DATA RECORDS below:

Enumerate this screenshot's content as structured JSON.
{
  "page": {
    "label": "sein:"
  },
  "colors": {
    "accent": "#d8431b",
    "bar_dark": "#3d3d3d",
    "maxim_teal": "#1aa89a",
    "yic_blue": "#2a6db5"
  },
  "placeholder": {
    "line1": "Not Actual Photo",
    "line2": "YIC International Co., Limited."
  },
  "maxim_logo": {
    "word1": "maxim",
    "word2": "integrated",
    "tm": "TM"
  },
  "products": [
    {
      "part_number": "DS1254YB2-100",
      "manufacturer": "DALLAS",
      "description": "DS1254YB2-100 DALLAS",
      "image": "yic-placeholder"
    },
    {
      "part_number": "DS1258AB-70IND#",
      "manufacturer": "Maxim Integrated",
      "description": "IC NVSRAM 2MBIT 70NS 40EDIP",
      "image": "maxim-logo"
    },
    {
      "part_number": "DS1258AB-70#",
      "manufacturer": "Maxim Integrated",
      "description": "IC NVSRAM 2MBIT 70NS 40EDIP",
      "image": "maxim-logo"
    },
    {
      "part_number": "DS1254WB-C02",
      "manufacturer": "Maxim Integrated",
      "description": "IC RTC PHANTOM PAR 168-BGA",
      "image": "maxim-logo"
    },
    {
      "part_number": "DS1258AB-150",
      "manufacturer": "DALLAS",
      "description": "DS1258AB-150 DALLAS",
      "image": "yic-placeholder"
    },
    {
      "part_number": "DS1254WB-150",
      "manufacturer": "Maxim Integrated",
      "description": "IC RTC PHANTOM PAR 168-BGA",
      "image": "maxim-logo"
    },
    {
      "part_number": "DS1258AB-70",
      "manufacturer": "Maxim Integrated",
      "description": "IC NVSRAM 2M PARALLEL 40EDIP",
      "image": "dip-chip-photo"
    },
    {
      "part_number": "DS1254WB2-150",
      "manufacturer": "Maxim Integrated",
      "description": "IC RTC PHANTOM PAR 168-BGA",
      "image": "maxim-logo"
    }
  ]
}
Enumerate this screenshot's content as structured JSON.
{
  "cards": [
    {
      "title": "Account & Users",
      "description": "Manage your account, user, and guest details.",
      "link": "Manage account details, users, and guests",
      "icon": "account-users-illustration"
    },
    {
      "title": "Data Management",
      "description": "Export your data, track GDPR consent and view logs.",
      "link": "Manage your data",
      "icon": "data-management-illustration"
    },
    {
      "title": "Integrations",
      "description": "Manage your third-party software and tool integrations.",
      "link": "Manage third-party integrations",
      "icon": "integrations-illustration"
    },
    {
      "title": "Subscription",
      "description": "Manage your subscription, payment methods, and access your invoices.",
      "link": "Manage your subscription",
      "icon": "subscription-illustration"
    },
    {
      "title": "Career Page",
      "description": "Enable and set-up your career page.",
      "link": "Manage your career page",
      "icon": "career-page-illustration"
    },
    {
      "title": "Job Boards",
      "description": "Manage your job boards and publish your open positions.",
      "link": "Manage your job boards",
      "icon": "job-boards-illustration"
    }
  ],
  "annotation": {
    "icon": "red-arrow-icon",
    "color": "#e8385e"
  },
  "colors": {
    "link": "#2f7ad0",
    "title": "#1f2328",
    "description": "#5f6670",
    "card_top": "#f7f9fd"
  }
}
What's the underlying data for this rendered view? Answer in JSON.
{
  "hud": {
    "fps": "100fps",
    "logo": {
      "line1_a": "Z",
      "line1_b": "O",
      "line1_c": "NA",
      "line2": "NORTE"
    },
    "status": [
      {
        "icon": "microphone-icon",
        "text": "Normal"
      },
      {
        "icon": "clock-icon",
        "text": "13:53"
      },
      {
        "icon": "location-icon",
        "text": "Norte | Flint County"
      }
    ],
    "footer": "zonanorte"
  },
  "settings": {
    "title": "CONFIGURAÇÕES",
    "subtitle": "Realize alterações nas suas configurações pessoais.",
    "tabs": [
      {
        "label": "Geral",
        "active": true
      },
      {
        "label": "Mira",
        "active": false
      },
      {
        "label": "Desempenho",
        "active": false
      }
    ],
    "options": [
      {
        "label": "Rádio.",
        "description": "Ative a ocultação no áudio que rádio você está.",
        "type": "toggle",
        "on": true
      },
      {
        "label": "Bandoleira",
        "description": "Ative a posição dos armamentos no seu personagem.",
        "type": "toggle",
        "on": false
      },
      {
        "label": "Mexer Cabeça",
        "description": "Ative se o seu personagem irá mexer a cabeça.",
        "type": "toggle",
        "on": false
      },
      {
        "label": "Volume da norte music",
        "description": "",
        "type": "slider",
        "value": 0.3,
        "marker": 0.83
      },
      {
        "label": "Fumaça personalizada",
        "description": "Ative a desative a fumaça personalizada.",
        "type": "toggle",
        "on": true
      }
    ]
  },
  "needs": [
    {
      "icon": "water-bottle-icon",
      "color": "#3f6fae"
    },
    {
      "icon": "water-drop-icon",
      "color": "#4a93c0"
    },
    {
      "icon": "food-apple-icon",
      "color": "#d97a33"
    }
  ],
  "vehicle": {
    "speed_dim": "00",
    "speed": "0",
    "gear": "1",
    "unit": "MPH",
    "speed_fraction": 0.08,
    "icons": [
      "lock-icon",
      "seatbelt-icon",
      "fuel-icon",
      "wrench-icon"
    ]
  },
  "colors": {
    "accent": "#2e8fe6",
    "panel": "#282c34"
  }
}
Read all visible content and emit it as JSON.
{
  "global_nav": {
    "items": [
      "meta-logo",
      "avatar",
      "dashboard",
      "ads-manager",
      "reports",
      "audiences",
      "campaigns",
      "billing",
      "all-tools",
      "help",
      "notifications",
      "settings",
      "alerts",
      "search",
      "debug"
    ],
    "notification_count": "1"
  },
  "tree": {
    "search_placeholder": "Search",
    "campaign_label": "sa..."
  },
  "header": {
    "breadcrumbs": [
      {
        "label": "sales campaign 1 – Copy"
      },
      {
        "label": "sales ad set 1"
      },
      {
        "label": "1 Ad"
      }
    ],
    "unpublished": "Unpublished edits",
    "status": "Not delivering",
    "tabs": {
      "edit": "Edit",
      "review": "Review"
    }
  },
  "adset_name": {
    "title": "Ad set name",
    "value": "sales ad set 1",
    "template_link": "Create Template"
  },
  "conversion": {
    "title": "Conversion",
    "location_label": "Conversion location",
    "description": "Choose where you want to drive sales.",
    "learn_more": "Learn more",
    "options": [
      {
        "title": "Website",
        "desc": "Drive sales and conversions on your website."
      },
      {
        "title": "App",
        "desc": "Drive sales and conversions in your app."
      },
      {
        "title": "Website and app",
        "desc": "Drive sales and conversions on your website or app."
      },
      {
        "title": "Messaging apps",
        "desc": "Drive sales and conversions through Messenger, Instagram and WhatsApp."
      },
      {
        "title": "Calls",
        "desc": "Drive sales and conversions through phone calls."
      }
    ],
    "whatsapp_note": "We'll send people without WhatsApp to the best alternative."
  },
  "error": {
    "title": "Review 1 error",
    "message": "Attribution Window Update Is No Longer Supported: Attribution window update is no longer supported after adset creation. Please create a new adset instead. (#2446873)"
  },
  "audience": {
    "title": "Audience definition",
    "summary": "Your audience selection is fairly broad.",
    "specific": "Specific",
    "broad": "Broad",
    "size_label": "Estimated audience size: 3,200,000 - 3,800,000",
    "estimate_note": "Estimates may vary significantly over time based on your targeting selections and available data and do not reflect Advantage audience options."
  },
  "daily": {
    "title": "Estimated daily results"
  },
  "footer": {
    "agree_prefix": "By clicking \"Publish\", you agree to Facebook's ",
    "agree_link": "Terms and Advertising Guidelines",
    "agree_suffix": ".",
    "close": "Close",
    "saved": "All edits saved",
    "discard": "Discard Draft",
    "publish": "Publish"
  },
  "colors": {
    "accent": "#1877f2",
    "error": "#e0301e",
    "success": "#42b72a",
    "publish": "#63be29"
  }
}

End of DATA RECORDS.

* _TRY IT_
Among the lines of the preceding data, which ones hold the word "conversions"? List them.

* _OUTPUT BELOW_
        "desc": "Drive sales and conversions on your website."
        "desc": "Drive sales and conversions in your app."
        "desc": "Drive sales and conversions on your website or app."
        "desc": "Drive sales and conversions through Messenger, Instagram and WhatsApp."
        "desc": "Drive sales and conversions through phone calls."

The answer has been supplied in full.